Trees also provide valuable wildlife corridors which can bring the countryside into the town by providing connectivity for invertebrates, birds and bats.

We work closely with partners and community groups to plant trees around the county. Several projects are currently underway to plant trees in urban areas.

Please see the East Sussex Highways website for more information on how we look after trees or to report a problem with a tree.

Eastbourne

Treebourne has been awarded a grant by the Urban Tree Challenge Fund and are working with Eastbourne Borough Council to plant 1,000 street trees over the next two years. You can find out more on their website at Treebourne | Greening Eastbourne streets.

Seaford

East Sussex County Council has been awarded a grant by the Local Authority Treescapes Fund. It will pay for the removal of almost 100 tree stumps and the planting of 180 new trees across the town. Around 400 mature elms have had to be felled in Seaford since 2017 due to old age and Dutch Elm Disease and this will go some way to replace them.
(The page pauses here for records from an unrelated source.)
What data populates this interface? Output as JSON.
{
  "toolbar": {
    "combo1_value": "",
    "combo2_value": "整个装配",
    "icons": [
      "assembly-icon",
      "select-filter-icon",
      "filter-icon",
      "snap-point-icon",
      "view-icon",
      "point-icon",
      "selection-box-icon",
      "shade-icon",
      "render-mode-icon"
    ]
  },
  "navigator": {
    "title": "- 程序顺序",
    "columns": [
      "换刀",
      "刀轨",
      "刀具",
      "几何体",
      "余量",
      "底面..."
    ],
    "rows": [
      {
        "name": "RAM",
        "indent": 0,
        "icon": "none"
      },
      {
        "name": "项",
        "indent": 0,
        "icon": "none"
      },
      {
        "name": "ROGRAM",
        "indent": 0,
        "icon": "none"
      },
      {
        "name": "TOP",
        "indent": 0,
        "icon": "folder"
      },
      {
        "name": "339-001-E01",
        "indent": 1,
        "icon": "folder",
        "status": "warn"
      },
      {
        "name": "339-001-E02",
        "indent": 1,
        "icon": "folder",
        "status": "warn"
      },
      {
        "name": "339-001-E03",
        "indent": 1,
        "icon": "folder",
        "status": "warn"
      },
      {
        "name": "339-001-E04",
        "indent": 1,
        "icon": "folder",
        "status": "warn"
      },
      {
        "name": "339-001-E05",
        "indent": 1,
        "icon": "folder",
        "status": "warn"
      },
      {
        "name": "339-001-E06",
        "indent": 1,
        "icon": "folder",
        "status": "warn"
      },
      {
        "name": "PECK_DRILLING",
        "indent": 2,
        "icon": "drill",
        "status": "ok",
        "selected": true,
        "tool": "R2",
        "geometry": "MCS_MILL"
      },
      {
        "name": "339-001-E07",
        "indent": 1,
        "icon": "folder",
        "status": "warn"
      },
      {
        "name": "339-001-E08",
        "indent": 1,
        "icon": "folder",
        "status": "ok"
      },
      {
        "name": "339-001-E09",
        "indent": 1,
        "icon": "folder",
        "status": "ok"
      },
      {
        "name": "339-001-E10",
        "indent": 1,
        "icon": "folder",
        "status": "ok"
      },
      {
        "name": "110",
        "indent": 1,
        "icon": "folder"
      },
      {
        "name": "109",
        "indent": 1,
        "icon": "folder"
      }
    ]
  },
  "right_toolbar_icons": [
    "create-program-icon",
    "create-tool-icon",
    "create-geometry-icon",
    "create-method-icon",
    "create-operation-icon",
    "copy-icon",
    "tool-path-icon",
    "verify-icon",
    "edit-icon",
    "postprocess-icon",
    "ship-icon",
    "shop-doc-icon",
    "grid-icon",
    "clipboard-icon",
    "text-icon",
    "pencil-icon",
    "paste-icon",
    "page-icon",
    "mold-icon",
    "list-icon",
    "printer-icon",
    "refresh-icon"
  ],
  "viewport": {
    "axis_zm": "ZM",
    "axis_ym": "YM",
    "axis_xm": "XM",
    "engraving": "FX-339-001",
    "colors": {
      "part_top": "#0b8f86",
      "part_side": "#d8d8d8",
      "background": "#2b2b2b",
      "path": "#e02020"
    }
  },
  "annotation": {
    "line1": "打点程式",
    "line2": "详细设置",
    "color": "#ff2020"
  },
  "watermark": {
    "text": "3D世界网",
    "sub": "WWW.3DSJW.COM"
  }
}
A special maintenance programme of regular watering and other maintenance will be put in place for the first three years to give them the best chance of survival.

The streets to be targeted are:

Seaford streets targeted for regular watering and maintenance in first three years
Street Stump Removal Trees To Be Planted
Belgrave Road YES 20
Carlton Road YES 18
Downsview Road YES 2
Grosvenor Road YES 12
Grove Road YES 1
Bracken Road YES 10
Rother Road YES 11
Chyngton Way YES 17
Hartfield Road YES 28
Other locations to be agreed YES 16
Walmer Road including planting on the recreation ground NO 39
South Way NO 6

The grant also included some funding for the local community group Trees for Seaford to help them purchase 90 trees which were planted over the winter of 2021 to 2022. Trees for Seaford is part of the Tree Wardens Network and has been working in Seaford for over 10 years. It has planted hundreds of trees in the town’s streets, schools and parks.

Bexhill

Environmental charity Trees for Cities has also been awarded a grant from the Forestry Commission’s  Urban Tree Challenge Fund.  They are working with Rother District Council and East Sussex County Council to plant around 600 street trees on land managed by the County Council in Bexhill over the winter of 2022 to 23. A follow up programme of watering and tree care will be in put in place to give them the best chance of survival.

Trees will be carefully chosen to suit each location. As well as physical considerations, we will take into account other factors including the character of each area, accessibility for pedestrians and sight lines for drivers. We will also consult with local residents.

A list of streets will be published on this webpage when the final decisions have been made.  

Rother District Council and Trees for Cities are also working together on a separate project to plant trees in other green spaces that are managed by Rother District Council, around the town with funding from Defra’s Green Recovery Challenge Fund.

These projects are both part of the Trees for Cities’ Forgotten Places project – greening coastal towns and cities. It specifically focuses on increasing tree cover in coastal towns and cities with lower-than-average tree canopy cover and high levels of deprivation.

You can find out more on their website:

Forgotten Places: Greening Coastal Towns and Cities | Trees for Cities